Fiction writer Charles Baxter will be reading at Penn State Erie, The Behrend College Thursday, April 5, as a speaker of the Creative Writers Reading Series. Baxter has written two collections of essays on fiction, five novels, five collections of short stories, including his newest release Gryphon. Baxter's work has appeared in literary magazines like The American Scholar, The Atlantic, Ploughshares, and Tin House. He teaches at the University of Minnesota and in the M.F.A. Program for Writers at Warren Wilson College.
Samantha Myers: How long have you been writing? What got you started in writing?
Charles Baxter: I've been writing almost as long as I can remember. It always seemed like a natural activity to me, just like walking. Nothing in particular got me started, apart from my love for stories and my love of reading literature and the way literature tells you how one thing leads to another.
SM: What is the driving force, or inspiration, for your writing?
CB: A love of stories and an interest in what people do when they're alone and in groups.
SM: A common theme in your writing seems to be about loss in some way. How are you able to keep coming up with new stories that have similar themes?
CB: I think there are many, many themes and subjects in my stories and novels, and loss is only one of them. I hope I'm not as repetitive as your question seems to suggest.
SM: You have published two collections of essays on fiction. Have you ever considered writing other forms of nonfiction?
CB: Yes. I have indeed written other forms of nonfiction, including an essay on fatherhood, an essay on P. T. Barnum and the culture of hype, and another essay about being in a rollover accident.
SM: You have published five novels, but you also have published five collections of short stories. Do you prefer one form over the other? Why?
CB: Novels get you a bigger audience, but stories are efficient and get to the point faster. I love both forms.
SM: Do you have any advice for new writers?
CB: Tell the truth. Don't quit. Be stubborn. For your stories, think up characters whom you love and then get them into interesting trouble. Trouble is at the heart of fiction. Trouble comes from temptations, and everyone, everywhere, can be tempted by something.

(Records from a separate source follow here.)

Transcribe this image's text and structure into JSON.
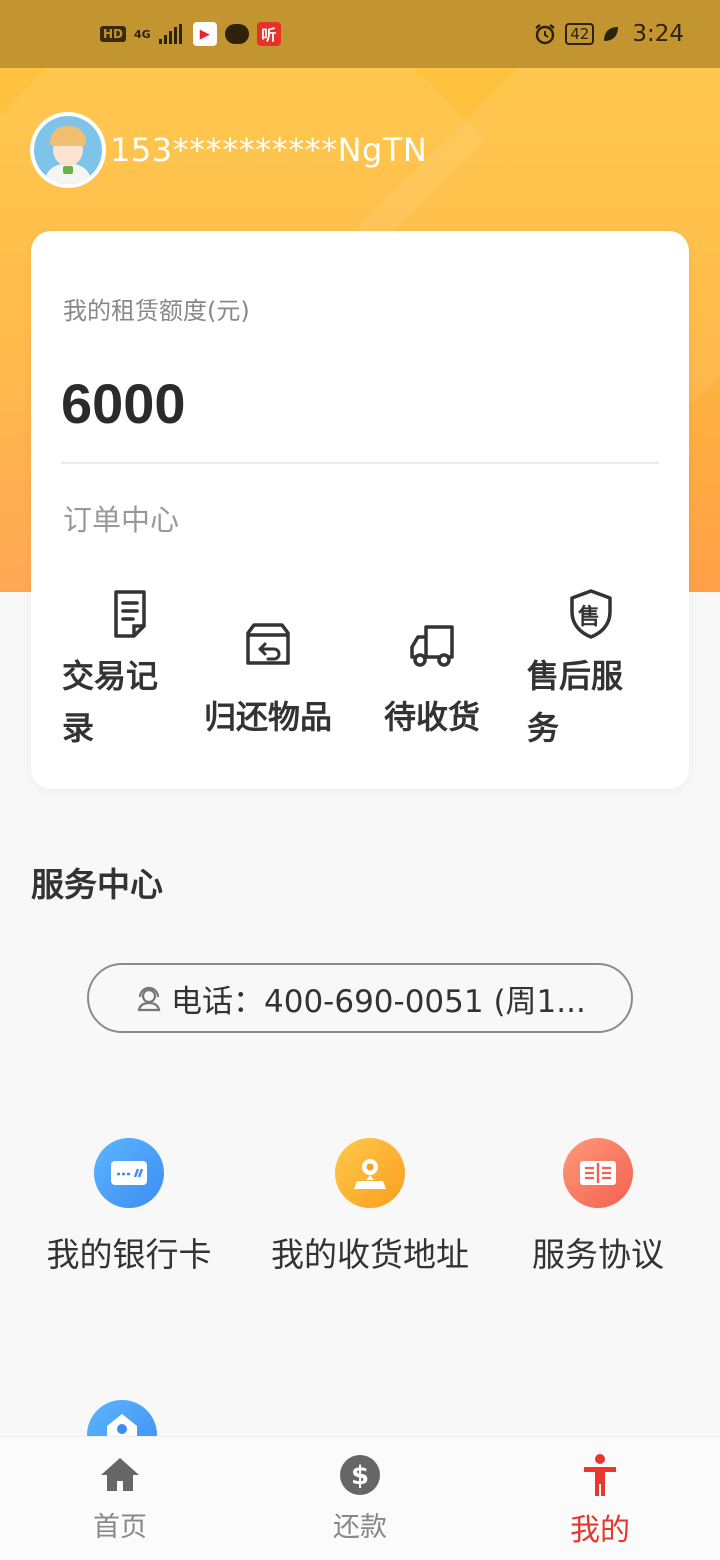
{
  "status_bar": {
    "hd": "HD",
    "network": "4G",
    "app_badge": "听",
    "battery": "42",
    "time": "3:24"
  },
  "profile": {
    "username": "153**********NgTN"
  },
  "quota_card": {
    "label": "我的租赁额度(元)",
    "value": "6000",
    "order_center_label": "订单中心",
    "orders": [
      {
        "label": "交易记录",
        "icon": "document-icon"
      },
      {
        "label": "归还物品",
        "icon": "return-box-icon"
      },
      {
        "label": "待收货",
        "icon": "truck-icon"
      },
      {
        "label": "售后服务",
        "icon": "after-sale-shield-icon"
      }
    ],
    "after_sale_glyph": "售"
  },
  "service_center": {
    "title": "服务中心",
    "phone": "电话：400-690-0051 (周1...",
    "items": [
      {
        "label": "我的银行卡",
        "icon": "bank-card-icon",
        "color": "#4aa3f7"
      },
      {
        "label": "我的收货地址",
        "icon": "location-icon",
        "color": "#fdb333"
      },
      {
        "label": "服务协议",
        "icon": "agreement-book-icon",
        "color": "#f67a65"
      }
    ]
  },
  "tabbar": {
    "tabs": [
      {
        "label": "首页",
        "icon": "home-icon"
      },
      {
        "label": "还款",
        "icon": "dollar-icon"
      },
      {
        "label": "我的",
        "icon": "person-icon",
        "active": true
      }
    ],
    "active_color": "#e8372c"
  }
}
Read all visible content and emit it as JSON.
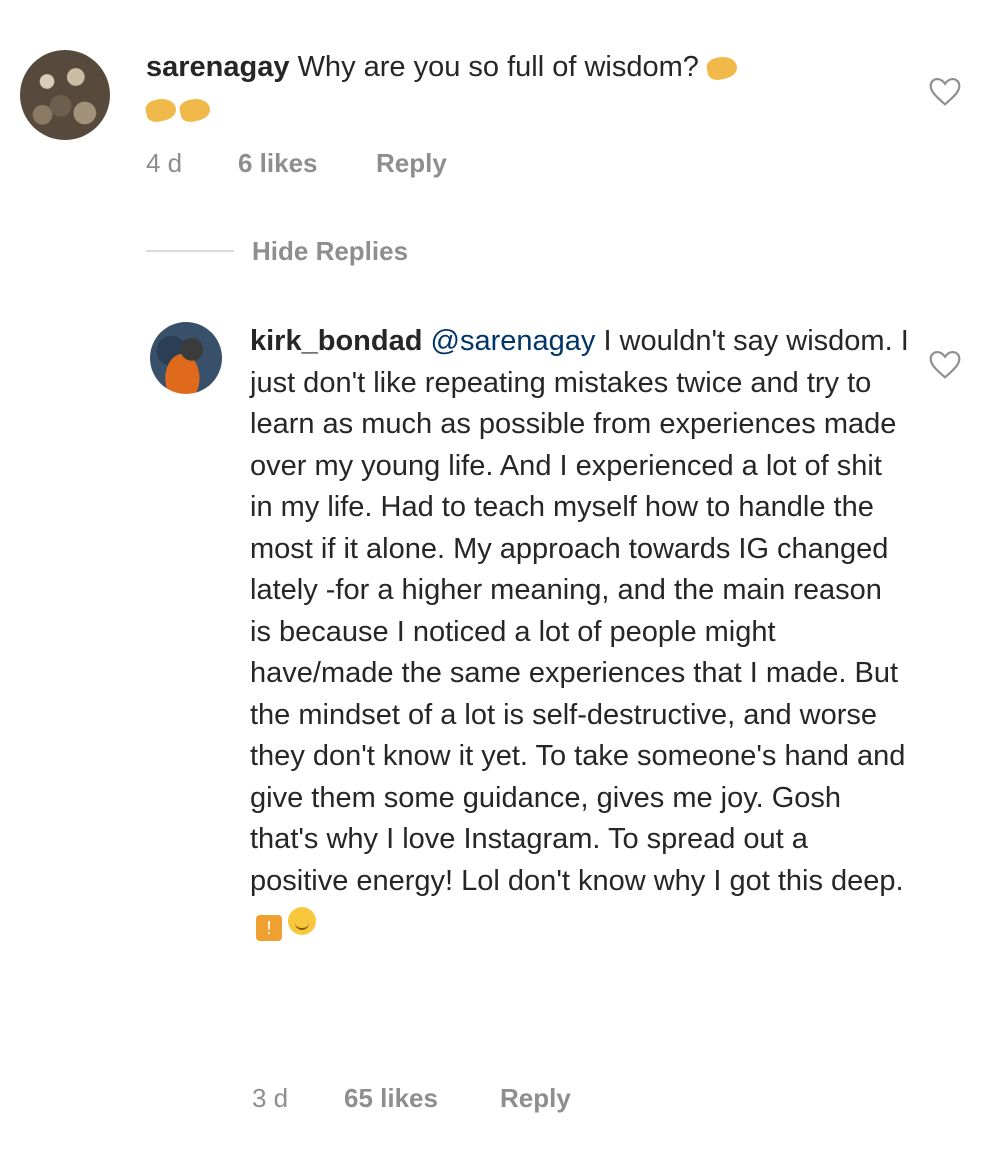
{
  "comments": [
    {
      "username": "sarenagay",
      "text": "Why are you so full of wisdom?",
      "emoji": "pizza-emoji",
      "time": "4 d",
      "likes": "6 likes",
      "reply_label": "Reply"
    },
    {
      "username": "kirk_bondad",
      "mention": "@sarenagay",
      "text": "I wouldn't say wisdom. I just don't like repeating mistakes twice and try to learn as much as possible from experiences made over my young life. And I experienced a lot of shit in my life. Had to teach myself how to handle the most if it alone. My approach towards IG changed lately -for a higher meaning, and the main reason is because I noticed a lot of people might have/made the same experiences that I made. But  the mindset of a lot is self-destructive, and worse they don't know it yet. To take someone's hand and give them some guidance, gives me joy. Gosh that's why I love Instagram. To spread out a positive energy! Lol don't know why I got this deep.",
      "time": "3 d",
      "likes": "65 likes",
      "reply_label": "Reply"
    }
  ],
  "hide_replies_label": "Hide Replies",
  "icons": {
    "like": "heart-outline-icon",
    "emoji_1": "pizza-emoji",
    "emoji_2": "sign-emoji",
    "emoji_3": "smile-emoji"
  },
  "colors": {
    "text": "#262626",
    "secondary": "#8e8e8e",
    "mention": "#003569",
    "divider": "#dbdbdb"
  }
}
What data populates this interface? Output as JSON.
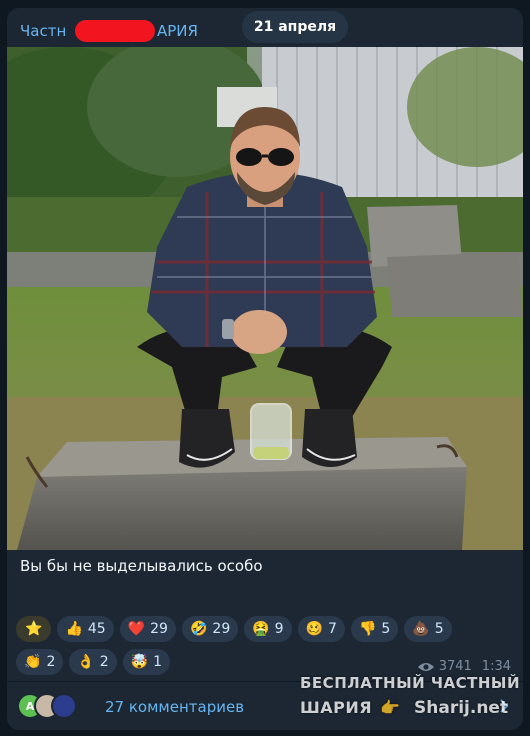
{
  "post": {
    "channel_name_start": "Частн",
    "channel_name_end": "АРИЯ",
    "date": "21 апреля",
    "caption": "Вы бы не выделывались особо",
    "views": "3741",
    "time": "1:34",
    "comments_label": "27 комментариев",
    "avatar_letter": "A"
  },
  "reactions": [
    [
      {
        "emoji": "⭐",
        "count": ""
      },
      {
        "emoji": "👍",
        "count": "45"
      },
      {
        "emoji": "❤️",
        "count": "29"
      },
      {
        "emoji": "🤣",
        "count": "29"
      },
      {
        "emoji": "🤮",
        "count": "9"
      },
      {
        "emoji": "🥴",
        "count": "7"
      },
      {
        "emoji": "👎",
        "count": "5"
      },
      {
        "emoji": "💩",
        "count": "5"
      }
    ],
    [
      {
        "emoji": "👏",
        "count": "2"
      },
      {
        "emoji": "👌",
        "count": "2"
      },
      {
        "emoji": "🤯",
        "count": "1"
      }
    ]
  ],
  "watermark": {
    "line1": "БЕСПЛАТНЫЙ ЧАСТНЫЙ",
    "line2": "ШАРИЯ",
    "hand": "👉",
    "site": "Sharij.net"
  },
  "colors": {
    "accent": "#67b5f0",
    "card_bg": "#1c2733",
    "page_bg": "#0f1721",
    "reaction_bg": "#2a3a4c",
    "redaction": "#f2141f"
  }
}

The reading will be held at 6 p.m. on Thursday, April 5, in Room 180 of the Jack Burke Research and Economic Development Center, 5101 Jordan Road at Penn State Erie, The Behrend College. Parking will be available in the deck south of Burke, off of Technology Drive. The event is free and open to the public.